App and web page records
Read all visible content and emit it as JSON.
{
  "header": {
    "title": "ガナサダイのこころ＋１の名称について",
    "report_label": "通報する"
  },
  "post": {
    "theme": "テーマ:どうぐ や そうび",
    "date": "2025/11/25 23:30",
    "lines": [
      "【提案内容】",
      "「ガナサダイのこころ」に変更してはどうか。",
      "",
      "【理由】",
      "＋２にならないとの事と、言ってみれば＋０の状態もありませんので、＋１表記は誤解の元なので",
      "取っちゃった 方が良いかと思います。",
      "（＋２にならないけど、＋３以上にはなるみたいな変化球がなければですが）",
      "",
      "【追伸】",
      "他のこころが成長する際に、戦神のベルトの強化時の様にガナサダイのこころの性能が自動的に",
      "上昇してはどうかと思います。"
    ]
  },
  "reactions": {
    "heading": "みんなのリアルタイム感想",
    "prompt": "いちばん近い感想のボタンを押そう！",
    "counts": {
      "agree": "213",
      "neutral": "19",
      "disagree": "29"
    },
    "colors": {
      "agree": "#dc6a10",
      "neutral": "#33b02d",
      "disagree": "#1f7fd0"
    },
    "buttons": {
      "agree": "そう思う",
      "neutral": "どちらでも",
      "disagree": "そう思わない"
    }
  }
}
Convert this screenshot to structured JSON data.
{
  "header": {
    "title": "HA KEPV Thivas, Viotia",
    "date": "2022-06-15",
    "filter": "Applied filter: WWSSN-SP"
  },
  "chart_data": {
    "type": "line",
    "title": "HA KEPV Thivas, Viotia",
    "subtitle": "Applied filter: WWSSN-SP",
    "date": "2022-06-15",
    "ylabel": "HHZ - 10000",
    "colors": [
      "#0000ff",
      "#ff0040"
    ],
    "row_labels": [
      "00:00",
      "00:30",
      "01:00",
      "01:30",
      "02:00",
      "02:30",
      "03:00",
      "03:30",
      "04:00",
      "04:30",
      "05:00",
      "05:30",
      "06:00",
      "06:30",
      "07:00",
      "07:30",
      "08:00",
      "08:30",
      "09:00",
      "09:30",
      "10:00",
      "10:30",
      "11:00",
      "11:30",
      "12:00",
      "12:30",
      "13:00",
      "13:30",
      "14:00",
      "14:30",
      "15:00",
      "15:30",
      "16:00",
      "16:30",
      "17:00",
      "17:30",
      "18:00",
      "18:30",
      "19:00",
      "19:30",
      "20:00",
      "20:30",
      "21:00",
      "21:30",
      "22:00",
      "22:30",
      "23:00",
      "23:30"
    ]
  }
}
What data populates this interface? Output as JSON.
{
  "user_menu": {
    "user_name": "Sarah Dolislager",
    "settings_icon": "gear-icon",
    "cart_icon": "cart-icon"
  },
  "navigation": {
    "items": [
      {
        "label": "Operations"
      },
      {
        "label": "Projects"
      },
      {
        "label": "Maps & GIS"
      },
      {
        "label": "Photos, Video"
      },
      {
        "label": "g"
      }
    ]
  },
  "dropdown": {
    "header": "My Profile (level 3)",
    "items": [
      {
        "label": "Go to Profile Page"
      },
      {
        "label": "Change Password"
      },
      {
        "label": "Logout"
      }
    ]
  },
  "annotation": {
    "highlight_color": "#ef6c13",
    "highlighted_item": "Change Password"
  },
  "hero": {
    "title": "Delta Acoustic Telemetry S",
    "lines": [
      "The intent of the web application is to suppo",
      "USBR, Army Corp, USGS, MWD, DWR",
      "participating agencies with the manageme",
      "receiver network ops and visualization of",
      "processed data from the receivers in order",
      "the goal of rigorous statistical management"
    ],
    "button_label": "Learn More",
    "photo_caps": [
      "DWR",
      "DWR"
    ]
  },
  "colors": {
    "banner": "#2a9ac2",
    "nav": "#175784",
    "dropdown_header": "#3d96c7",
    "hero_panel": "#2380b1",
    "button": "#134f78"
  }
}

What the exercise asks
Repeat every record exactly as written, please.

Completed exercise
Read all visible content and emit it as JSON.
{
  "header": {
    "title": "ガナサダイのこころ＋１の名称について",
    "report_label": "通報する"
  },
  "post": {
    "theme": "テーマ:どうぐ や そうび",
    "date": "2025/11/25 23:30",
    "lines": [
      "【提案内容】",
      "「ガナサダイのこころ」に変更してはどうか。",
      "",
      "【理由】",
      "＋２にならないとの事と、言ってみれば＋０の状態もありませんので、＋１表記は誤解の元なので",
      "取っちゃった 方が良いかと思います。",
      "（＋２にならないけど、＋３以上にはなるみたいな変化球がなければですが）",
      "",
      "【追伸】",
      "他のこころが成長する際に、戦神のベルトの強化時の様にガナサダイのこころの性能が自動的に",
      "上昇してはどうかと思います。"
    ]
  },
  "reactions": {
    "heading": "みんなのリアルタイム感想",
    "prompt": "いちばん近い感想のボタンを押そう！",
    "counts": {
      "agree": "213",
      "neutral": "19",
      "disagree": "29"
    },
    "colors": {
      "agree": "#dc6a10",
      "neutral": "#33b02d",
      "disagree": "#1f7fd0"
    },
    "buttons": {
      "agree": "そう思う",
      "neutral": "どちらでも",
      "disagree": "そう思わない"
    }
  }
}
Convert this screenshot to structured JSON data.
{
  "header": {
    "title": "HA KEPV Thivas, Viotia",
    "date": "2022-06-15",
    "filter": "Applied filter: WWSSN-SP"
  },
  "chart_data": {
    "type": "line",
    "title": "HA KEPV Thivas, Viotia",
    "subtitle": "Applied filter: WWSSN-SP",
    "date": "2022-06-15",
    "ylabel": "HHZ - 10000",
    "colors": [
      "#0000ff",
      "#ff0040"
    ],
    "row_labels": [
      "00:00",
      "00:30",
      "01:00",
      "01:30",
      "02:00",
      "02:30",
      "03:00",
      "03:30",
      "04:00",
      "04:30",
      "05:00",
      "05:30",
      "06:00",
      "06:30",
      "07:00",
      "07:30",
      "08:00",
      "08:30",
      "09:00",
      "09:30",
      "10:00",
      "10:30",
      "11:00",
      "11:30",
      "12:00",
      "12:30",
      "13:00",
      "13:30",
      "14:00",
      "14:30",
      "15:00",
      "15:30",
      "16:00",
      "16:30",
      "17:00",
      "17:30",
      "18:00",
      "18:30",
      "19:00",
      "19:30",
      "20:00",
      "20:30",
      "21:00",
      "21:30",
      "22:00",
      "22:30",
      "23:00",
      "23:30"
    ]
  }
}
What data populates this interface? Output as JSON.
{
  "user_menu": {
    "user_name": "Sarah Dolislager",
    "settings_icon": "gear-icon",
    "cart_icon": "cart-icon"
  },
  "navigation": {
    "items": [
      {
        "label": "Operations"
      },
      {
        "label": "Projects"
      },
      {
        "label": "Maps & GIS"
      },
      {
        "label": "Photos, Video"
      },
      {
        "label": "g"
      }
    ]
  },
  "dropdown": {
    "header": "My Profile (level 3)",
    "items": [
      {
        "label": "Go to Profile Page"
      },
      {
        "label": "Change Password"
      },
      {
        "label": "Logout"
      }
    ]
  },
  "annotation": {
    "highlight_color": "#ef6c13",
    "highlighted_item": "Change Password"
  },
  "hero": {
    "title": "Delta Acoustic Telemetry S",
    "lines": [
      "The intent of the web application is to suppo",
      "USBR, Army Corp, USGS, MWD, DWR",
      "participating agencies with the manageme",
      "receiver network ops and visualization of",
      "processed data from the receivers in order",
      "the goal of rigorous statistical management"
    ],
    "button_label": "Learn More",
    "photo_caps": [
      "DWR",
      "DWR"
    ]
  },
  "colors": {
    "banner": "#2a9ac2",
    "nav": "#175784",
    "dropdown_header": "#3d96c7",
    "hero_panel": "#2380b1",
    "button": "#134f78"
  }
}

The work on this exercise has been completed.